A Thin Silver Lining to Antarctic Ice Collapse
By Brandon Keim
March 26, 2008
News of the disturbing collapse of a 160-square-mile piece of western Antarctic ice was mildly reassuring in one way: the chunk itself wouldn't immediately start to melt, or unleash glaciers into the sea.
"Scientists said they are not concerned about a rise in sea level from the latest event, but say it's a sign of worsening global warming," reported the Associated Press.
As Dylan noted in his post, Antarctic ice shelves are "the leading edges of land-based glaciers." The shelves act like dams -- and we all know what happens when a dam breaks. In 1995 and 2002, when vast portions of the Larsen B ice shelf broke off and disintegrated, glaciers soon surged towards the sea.
But researchers say that the Wilkins Ice Shelf -- the larger sheet to which the now-fallen piece belonged -- already floats in the ocean, with few glaciers flowing into it. When it collapses -- its lifespan is optimistically pegged at 15 years -- no backed-up glaciers will be released.
So that's reassuring. Or is it?
As the BBC reported last month, the British Antarctic Survey recently found "the clearest evidence yet" of glacial instabilities in West Antarctica, where three "rivers of ice" have accelerated their seaward course.
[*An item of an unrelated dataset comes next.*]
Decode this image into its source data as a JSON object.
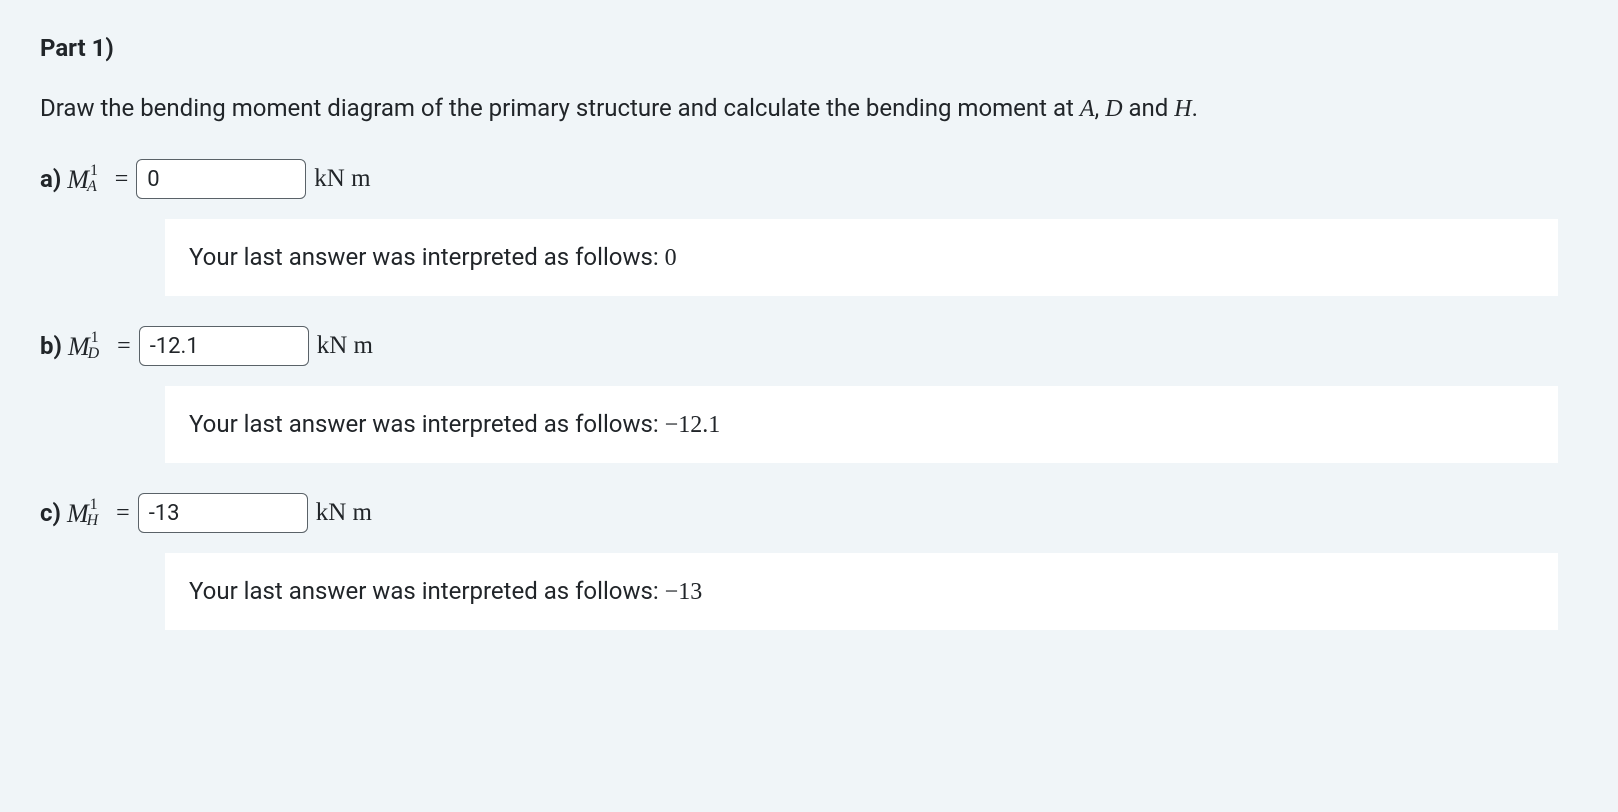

"If there is a feedback mechanism to make the ice sheet unstable, it will be most unstable in this region," said BAS researcher David Vaughan.
Could the distintegrating Wilkins Ice Shelf be part of such a feedback mechanism? Or is it just a vast, icy canary in the coal mine of Earth? I'll ask the BAS and let you know.